## Dataset extract:
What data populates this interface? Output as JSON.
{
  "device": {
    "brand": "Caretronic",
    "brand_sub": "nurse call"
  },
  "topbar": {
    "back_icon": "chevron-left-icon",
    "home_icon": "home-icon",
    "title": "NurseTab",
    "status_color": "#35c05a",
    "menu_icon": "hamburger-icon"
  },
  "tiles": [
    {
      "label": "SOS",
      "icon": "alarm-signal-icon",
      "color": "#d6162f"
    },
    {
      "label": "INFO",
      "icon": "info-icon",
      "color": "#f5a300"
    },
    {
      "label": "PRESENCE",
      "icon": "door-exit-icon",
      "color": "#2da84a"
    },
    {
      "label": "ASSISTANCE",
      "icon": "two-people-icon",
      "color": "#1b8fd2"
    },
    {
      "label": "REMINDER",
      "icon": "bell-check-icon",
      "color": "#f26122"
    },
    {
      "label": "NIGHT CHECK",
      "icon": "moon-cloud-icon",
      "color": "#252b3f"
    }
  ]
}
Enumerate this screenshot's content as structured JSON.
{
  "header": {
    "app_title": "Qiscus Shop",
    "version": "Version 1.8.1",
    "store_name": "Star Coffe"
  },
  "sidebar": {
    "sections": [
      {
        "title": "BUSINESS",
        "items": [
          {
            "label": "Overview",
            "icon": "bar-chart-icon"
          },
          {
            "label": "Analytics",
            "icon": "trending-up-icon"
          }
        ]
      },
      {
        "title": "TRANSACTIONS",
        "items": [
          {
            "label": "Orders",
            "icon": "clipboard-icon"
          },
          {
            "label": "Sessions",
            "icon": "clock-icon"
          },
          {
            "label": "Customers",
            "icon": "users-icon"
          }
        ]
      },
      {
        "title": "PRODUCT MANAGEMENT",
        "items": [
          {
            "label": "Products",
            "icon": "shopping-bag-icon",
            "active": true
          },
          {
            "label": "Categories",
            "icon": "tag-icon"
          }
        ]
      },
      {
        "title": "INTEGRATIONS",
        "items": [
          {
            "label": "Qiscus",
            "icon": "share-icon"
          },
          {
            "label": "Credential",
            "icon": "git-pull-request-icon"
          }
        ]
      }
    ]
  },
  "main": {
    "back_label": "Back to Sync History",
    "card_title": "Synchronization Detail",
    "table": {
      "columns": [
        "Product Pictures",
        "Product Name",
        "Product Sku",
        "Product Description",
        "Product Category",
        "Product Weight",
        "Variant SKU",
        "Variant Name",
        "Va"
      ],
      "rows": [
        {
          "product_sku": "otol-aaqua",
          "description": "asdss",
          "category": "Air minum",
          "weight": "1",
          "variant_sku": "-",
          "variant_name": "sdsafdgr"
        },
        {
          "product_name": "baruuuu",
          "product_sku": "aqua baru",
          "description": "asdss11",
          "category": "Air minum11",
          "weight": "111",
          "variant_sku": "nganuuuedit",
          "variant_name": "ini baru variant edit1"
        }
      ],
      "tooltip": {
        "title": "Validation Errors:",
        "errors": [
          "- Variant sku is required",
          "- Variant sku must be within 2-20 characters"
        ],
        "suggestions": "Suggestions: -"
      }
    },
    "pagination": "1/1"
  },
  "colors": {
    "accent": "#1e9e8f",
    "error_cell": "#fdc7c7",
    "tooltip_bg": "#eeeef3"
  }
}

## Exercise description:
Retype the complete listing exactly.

## Exercise solution:
What data populates this interface? Output as JSON.
{
  "device": {
    "brand": "Caretronic",
    "brand_sub": "nurse call"
  },
  "topbar": {
    "back_icon": "chevron-left-icon",
    "home_icon": "home-icon",
    "title": "NurseTab",
    "status_color": "#35c05a",
    "menu_icon": "hamburger-icon"
  },
  "tiles": [
    {
      "label": "SOS",
      "icon": "alarm-signal-icon",
      "color": "#d6162f"
    },
    {
      "label": "INFO",
      "icon": "info-icon",
      "color": "#f5a300"
    },
    {
      "label": "PRESENCE",
      "icon": "door-exit-icon",
      "color": "#2da84a"
    },
    {
      "label": "ASSISTANCE",
      "icon": "two-people-icon",
      "color": "#1b8fd2"
    },
    {
      "label": "REMINDER",
      "icon": "bell-check-icon",
      "color": "#f26122"
    },
    {
      "label": "NIGHT CHECK",
      "icon": "moon-cloud-icon",
      "color": "#252b3f"
    }
  ]
}
Enumerate this screenshot's content as structured JSON.
{
  "header": {
    "app_title": "Qiscus Shop",
    "version": "Version 1.8.1",
    "store_name": "Star Coffe"
  },
  "sidebar": {
    "sections": [
      {
        "title": "BUSINESS",
        "items": [
          {
            "label": "Overview",
            "icon": "bar-chart-icon"
          },
          {
            "label": "Analytics",
            "icon": "trending-up-icon"
          }
        ]
      },
      {
        "title": "TRANSACTIONS",
        "items": [
          {
            "label": "Orders",
            "icon": "clipboard-icon"
          },
          {
            "label": "Sessions",
            "icon": "clock-icon"
          },
          {
            "label": "Customers",
            "icon": "users-icon"
          }
        ]
      },
      {
        "title": "PRODUCT MANAGEMENT",
        "items": [
          {
            "label": "Products",
            "icon": "shopping-bag-icon",
            "active": true
          },
          {
            "label": "Categories",
            "icon": "tag-icon"
          }
        ]
      },
      {
        "title": "INTEGRATIONS",
        "items": [
          {
            "label": "Qiscus",
            "icon": "share-icon"
          },
          {
            "label": "Credential",
            "icon": "git-pull-request-icon"
          }
        ]
      }
    ]
  },
  "main": {
    "back_label": "Back to Sync History",
    "card_title": "Synchronization Detail",
    "table": {
      "columns": [
        "Product Pictures",
        "Product Name",
        "Product Sku",
        "Product Description",
        "Product Category",
        "Product Weight",
        "Variant SKU",
        "Variant Name",
        "Va"
      ],
      "rows": [
        {
          "product_sku": "otol-aaqua",
          "description": "asdss",
          "category": "Air minum",
          "weight": "1",
          "variant_sku": "-",
          "variant_name": "sdsafdgr"
        },
        {
          "product_name": "baruuuu",
          "product_sku": "aqua baru",
          "description": "asdss11",
          "category": "Air minum11",
          "weight": "111",
          "variant_sku": "nganuuuedit",
          "variant_name": "ini baru variant edit1"
        }
      ],
      "tooltip": {
        "title": "Validation Errors:",
        "errors": [
          "- Variant sku is required",
          "- Variant sku must be within 2-20 characters"
        ],
        "suggestions": "Suggestions: -"
      }
    },
    "pagination": "1/1"
  },
  "colors": {
    "accent": "#1e9e8f",
    "error_cell": "#fdc7c7",
    "tooltip_bg": "#eeeef3"
  }
}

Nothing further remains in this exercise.